"The gun and armor of the Tiger were superb, making it in many ways the most formidable tank in service. Even so, it was poor in maneuver, it was slow, and its turret was a slow traverser in action. It was a tank which was, at its best, immobile in ambush, when its killing power was very frightening."
- Douglas Orgill, "German Armor"
The German Waffenamt issued an order to design the VK4501(H) (as the PzKpfw VI Ausf. E was then known) in May 1941, just one month prior to the commencement of Operation Barbarossa. Interestingly, Henschel und Sohn of Kassel was charged with building the heavily armored chassis while Krupp, by far the largest munitionwerks in Germany, was given the task of developing the turret. The PzKpfw VI Ausfuhrung E (type E) was one of the first German tanks to feature a torsion bar with eight interleaved wheels, which was designed to support the weight of the mammoth 57-ton tank. The Ausf. E mounted a huge 8.8cm KwK36 L/56 cannon and featured two MG34 machine guns for close support against enemy infantry. By war's end, 1,354 vehicles had been produced, some rolling off the Wegmann assembly line.
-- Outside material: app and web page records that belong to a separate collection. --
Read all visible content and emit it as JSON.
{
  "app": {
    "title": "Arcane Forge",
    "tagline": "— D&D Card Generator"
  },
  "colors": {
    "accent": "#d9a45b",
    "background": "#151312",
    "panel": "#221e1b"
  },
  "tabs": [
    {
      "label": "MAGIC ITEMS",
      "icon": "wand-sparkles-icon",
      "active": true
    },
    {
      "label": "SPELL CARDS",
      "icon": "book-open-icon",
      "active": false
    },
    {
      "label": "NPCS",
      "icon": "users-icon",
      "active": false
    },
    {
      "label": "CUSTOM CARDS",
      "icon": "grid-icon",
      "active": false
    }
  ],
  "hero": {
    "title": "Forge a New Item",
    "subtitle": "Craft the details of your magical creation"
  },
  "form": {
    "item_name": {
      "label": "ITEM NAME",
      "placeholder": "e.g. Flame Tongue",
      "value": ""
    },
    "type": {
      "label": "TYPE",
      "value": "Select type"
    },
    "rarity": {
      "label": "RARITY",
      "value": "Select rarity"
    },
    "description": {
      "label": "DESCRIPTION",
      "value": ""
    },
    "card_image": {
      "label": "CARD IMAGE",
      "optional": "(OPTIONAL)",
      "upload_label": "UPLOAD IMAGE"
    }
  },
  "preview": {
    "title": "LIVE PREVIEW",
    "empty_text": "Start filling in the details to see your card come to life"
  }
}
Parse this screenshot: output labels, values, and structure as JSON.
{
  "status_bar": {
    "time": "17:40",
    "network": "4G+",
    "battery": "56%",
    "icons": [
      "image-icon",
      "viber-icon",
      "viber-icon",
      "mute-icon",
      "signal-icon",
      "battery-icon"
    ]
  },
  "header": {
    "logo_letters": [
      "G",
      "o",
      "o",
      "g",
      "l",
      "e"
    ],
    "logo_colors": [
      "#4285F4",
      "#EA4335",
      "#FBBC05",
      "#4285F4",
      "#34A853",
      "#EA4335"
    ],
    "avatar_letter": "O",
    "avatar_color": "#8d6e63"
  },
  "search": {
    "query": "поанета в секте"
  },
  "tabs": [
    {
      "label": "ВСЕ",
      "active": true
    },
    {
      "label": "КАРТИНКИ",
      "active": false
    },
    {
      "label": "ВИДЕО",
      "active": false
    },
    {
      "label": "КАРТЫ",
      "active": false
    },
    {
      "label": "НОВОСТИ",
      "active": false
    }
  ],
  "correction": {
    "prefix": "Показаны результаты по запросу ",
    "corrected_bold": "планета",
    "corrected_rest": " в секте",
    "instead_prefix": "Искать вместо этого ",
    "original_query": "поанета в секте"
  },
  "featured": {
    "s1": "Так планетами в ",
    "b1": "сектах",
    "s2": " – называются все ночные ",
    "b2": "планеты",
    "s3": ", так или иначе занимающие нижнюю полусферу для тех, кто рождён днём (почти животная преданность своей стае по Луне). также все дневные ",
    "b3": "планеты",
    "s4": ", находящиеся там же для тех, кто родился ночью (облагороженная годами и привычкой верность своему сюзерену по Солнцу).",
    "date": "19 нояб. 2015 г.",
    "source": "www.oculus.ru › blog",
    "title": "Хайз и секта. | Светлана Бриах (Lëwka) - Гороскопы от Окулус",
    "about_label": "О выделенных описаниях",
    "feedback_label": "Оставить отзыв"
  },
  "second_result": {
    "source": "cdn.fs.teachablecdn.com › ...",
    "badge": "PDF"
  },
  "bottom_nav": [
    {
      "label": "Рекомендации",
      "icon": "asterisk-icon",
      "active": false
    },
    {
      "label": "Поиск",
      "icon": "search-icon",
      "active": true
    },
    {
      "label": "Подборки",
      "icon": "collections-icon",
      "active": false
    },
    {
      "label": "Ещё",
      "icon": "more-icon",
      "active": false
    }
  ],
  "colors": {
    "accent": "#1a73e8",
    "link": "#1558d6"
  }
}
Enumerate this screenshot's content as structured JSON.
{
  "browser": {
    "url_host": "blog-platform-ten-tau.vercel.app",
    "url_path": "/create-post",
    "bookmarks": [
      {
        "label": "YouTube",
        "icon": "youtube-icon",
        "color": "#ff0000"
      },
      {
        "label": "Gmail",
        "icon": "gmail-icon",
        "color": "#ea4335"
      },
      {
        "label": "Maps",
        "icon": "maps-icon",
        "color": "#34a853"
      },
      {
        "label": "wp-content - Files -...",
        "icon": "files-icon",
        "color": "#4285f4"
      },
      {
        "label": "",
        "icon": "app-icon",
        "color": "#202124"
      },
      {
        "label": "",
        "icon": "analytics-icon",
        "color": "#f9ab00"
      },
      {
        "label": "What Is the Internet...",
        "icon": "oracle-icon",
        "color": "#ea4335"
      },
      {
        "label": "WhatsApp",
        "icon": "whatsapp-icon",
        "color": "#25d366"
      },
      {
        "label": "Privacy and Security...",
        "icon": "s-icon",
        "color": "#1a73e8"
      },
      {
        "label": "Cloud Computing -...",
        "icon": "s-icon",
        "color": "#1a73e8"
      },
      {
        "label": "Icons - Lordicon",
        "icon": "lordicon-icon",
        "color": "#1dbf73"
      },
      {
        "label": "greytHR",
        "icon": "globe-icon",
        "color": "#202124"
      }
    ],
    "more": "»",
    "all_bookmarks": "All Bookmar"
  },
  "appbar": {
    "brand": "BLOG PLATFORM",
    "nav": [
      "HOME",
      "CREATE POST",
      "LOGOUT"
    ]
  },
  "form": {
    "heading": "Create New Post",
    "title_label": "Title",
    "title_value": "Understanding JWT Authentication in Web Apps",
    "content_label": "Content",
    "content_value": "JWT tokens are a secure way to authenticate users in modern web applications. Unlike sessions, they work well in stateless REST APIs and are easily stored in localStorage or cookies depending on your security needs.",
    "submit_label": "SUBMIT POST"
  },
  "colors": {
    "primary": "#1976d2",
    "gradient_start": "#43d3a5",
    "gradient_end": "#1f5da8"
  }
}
Pictured here is a 1:72 scale replica of a Tiger I tank that served in Normandy during 1944.
Now in stock!
Length: 4.5 inches
Width: 2.25 inches
Release Date: May 2011
Historical Account: "Hedgerows" - The Battle of Normandy was fought in 1944 between Nazi Germany in Western Europe and the invading Allied forces as part of the larger conflict of World War II. Over sixty years later, the Normandy invasion, codenamed Operation Overlord, still remains the largest seaborne invasion in history, involving almost three million troops crossing the English Channel from England to Normandy in then German-occupied France. It is most commonly known by the name D-Day.
The primary Allied formations that saw combat in Normandy came from the United States of America, United Kingdom and Canada. Substantial Free French and Polish forces also participated in the battle after the assault phase, and there were also contingents from Belgium, Czechoslovakia, Greece, the Netherlands, and Norway.
The Normandy invasion began with overnight parachute and glider landings, massive air attacks, naval bombardments, and an early morning amphibious phase began on June 6th. The 'D-Day' forces deployed from bases along the south coast of England, the most important of these being Portsmouth. The battle for Normandy continued for more than two months, with campaigns to establish, expand, and eventually break out of the Allied beachheads, and concluded with the liberation of Paris and the fall of the Falaise pocket in late August 1944.